§ **Your goal**:
In the listing below, find each line containing "аеропорту" and report it.

§ **Exercise data**:

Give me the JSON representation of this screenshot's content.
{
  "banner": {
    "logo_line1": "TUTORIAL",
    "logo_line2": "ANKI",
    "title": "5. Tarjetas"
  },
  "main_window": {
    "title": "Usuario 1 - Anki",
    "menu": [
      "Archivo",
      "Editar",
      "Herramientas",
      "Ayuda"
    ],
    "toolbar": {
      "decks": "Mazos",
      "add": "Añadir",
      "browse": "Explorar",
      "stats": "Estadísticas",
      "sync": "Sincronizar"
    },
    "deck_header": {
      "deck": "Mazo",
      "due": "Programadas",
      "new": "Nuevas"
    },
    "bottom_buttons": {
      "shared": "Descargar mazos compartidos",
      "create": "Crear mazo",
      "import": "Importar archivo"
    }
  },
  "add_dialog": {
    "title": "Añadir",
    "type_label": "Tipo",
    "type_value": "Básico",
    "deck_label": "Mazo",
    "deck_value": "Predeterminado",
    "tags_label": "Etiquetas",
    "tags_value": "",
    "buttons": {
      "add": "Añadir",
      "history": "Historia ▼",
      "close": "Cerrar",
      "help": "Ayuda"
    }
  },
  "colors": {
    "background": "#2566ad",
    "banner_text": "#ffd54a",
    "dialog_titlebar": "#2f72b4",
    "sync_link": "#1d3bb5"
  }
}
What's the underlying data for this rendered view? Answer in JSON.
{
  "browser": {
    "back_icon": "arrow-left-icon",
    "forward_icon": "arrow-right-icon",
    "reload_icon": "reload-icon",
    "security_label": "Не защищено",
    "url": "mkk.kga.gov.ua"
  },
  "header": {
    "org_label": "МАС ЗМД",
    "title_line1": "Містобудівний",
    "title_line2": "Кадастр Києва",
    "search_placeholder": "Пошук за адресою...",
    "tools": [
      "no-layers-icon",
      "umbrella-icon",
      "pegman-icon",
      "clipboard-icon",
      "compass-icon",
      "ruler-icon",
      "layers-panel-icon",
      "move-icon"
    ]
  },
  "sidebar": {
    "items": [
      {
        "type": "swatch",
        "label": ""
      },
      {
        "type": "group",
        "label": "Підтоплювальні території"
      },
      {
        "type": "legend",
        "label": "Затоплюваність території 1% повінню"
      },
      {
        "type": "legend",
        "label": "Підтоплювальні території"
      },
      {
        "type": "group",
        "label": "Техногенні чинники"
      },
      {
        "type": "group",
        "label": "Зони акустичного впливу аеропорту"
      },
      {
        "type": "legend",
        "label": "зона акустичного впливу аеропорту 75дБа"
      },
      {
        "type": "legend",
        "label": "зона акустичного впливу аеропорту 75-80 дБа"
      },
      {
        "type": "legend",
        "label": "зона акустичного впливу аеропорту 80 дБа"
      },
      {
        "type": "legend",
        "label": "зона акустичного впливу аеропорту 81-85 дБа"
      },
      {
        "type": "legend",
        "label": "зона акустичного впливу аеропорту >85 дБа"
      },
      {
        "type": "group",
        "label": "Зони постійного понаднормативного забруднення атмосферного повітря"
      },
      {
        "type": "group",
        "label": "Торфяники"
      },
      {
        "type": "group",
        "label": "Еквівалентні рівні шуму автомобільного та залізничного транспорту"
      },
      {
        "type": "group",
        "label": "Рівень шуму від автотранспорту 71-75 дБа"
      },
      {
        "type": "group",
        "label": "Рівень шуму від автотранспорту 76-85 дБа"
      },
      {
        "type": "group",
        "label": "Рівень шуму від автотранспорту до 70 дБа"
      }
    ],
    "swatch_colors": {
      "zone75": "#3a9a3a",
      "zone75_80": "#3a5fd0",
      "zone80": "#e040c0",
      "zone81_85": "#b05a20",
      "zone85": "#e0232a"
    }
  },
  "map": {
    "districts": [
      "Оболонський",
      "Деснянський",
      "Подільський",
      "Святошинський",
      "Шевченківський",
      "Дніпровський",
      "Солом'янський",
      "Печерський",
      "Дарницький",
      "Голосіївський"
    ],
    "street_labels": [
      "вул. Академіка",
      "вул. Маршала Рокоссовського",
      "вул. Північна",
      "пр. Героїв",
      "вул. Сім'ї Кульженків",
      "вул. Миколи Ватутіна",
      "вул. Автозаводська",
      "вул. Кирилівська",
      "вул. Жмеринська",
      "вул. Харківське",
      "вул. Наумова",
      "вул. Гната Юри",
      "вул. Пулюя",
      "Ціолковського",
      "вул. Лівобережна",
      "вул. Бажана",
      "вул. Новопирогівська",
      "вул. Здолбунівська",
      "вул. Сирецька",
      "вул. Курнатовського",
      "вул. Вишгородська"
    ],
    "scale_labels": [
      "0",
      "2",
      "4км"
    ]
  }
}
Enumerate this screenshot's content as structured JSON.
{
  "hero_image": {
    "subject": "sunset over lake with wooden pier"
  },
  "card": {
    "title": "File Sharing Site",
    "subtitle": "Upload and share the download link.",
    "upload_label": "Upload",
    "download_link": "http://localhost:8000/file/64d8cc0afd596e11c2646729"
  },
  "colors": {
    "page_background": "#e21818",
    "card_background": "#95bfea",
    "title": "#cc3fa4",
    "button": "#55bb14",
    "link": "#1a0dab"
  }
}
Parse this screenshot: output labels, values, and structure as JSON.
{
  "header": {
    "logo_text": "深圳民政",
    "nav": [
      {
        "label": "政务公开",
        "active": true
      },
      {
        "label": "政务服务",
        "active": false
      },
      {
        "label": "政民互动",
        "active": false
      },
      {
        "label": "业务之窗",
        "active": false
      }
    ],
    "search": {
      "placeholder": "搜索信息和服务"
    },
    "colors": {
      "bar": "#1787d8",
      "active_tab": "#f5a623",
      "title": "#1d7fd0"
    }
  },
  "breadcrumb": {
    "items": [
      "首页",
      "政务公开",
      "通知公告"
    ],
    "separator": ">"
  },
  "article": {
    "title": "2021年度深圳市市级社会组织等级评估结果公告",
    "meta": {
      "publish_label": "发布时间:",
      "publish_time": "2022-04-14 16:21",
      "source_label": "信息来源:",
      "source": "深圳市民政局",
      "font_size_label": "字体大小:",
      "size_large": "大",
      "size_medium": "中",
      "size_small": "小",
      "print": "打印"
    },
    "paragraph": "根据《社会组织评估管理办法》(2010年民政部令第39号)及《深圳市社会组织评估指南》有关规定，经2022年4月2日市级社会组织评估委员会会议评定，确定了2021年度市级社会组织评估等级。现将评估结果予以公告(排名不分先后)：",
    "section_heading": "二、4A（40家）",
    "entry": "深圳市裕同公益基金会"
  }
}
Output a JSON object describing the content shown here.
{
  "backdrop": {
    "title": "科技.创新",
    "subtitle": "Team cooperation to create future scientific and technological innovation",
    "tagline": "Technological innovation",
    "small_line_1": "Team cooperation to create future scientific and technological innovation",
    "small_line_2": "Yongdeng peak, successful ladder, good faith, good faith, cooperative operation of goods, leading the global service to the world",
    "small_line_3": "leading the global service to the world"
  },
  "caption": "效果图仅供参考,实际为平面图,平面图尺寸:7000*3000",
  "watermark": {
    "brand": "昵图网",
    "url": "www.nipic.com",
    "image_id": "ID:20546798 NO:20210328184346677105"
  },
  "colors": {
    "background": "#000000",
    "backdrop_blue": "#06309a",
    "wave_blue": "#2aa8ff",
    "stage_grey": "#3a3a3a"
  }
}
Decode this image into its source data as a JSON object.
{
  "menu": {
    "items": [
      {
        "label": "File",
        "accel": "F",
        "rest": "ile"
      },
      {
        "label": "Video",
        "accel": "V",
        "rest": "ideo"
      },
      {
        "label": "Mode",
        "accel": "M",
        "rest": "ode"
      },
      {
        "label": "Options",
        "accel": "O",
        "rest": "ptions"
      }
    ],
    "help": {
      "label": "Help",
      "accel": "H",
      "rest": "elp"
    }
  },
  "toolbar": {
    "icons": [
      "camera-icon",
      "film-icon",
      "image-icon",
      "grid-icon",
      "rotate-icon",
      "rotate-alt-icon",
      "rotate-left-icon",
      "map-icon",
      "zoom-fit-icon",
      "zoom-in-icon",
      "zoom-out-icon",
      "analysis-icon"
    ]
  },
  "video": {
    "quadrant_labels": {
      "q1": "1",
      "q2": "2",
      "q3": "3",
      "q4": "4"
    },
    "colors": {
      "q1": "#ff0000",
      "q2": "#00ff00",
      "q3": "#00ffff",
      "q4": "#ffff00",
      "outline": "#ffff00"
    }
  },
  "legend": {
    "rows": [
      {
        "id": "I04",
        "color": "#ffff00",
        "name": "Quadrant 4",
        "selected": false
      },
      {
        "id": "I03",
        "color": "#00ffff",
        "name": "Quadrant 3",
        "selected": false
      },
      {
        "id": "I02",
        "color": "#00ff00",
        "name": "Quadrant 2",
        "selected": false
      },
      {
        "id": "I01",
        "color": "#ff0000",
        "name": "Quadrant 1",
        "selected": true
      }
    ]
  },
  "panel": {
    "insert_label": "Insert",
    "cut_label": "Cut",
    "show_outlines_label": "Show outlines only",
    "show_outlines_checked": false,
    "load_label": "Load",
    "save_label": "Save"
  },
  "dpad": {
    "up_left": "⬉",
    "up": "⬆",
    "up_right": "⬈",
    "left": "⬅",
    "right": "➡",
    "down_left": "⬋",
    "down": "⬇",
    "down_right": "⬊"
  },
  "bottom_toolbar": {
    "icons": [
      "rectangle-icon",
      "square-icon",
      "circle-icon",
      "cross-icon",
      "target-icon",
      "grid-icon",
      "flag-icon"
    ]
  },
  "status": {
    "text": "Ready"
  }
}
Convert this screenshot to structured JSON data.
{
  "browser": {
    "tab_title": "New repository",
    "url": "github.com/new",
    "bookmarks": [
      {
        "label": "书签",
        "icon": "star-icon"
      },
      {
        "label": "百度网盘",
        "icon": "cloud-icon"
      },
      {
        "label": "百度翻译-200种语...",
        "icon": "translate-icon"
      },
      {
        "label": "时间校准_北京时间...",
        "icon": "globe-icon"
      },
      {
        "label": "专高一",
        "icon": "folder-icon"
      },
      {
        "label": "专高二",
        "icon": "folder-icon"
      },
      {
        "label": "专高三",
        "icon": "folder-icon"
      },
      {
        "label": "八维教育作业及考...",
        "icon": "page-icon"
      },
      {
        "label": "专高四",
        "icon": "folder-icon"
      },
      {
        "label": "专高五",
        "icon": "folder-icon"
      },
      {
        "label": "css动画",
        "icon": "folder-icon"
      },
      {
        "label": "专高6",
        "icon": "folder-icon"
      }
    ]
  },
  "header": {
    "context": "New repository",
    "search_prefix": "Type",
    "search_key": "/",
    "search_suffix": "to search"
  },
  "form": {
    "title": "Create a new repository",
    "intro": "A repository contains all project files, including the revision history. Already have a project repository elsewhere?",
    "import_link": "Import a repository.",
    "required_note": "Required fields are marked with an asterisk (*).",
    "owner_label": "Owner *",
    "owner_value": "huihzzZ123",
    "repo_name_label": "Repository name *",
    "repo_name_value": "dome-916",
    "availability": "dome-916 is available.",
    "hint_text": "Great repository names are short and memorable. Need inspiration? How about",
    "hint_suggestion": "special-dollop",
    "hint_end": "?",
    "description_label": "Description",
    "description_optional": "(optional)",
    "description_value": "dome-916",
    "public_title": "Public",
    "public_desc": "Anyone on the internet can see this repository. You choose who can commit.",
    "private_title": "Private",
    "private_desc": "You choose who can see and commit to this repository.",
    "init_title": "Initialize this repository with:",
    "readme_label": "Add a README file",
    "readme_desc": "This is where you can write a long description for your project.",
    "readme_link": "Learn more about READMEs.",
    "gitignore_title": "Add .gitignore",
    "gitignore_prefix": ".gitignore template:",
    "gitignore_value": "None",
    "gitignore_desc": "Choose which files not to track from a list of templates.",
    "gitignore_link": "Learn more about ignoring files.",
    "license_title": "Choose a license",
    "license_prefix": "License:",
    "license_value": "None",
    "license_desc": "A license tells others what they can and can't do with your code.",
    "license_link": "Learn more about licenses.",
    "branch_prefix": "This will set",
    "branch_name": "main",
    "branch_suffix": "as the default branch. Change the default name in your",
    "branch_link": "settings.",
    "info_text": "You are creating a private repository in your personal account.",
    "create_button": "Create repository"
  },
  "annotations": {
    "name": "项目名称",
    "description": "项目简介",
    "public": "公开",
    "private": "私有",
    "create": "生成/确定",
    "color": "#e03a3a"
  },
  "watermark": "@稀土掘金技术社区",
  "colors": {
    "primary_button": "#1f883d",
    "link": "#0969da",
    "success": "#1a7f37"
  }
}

§ **Exercise result**:
        "label": "Зони акустичного впливу аеропорту"
        "label": "зона акустичного впливу аеропорту 75дБа"
        "label": "зона акустичного впливу аеропорту 75-80 дБа"
        "label": "зона акустичного впливу аеропорту 80 дБа"
        "label": "зона акустичного впливу аеропорту 81-85 дБа"
        "label": "зона акустичного впливу аеропорту >85 дБа"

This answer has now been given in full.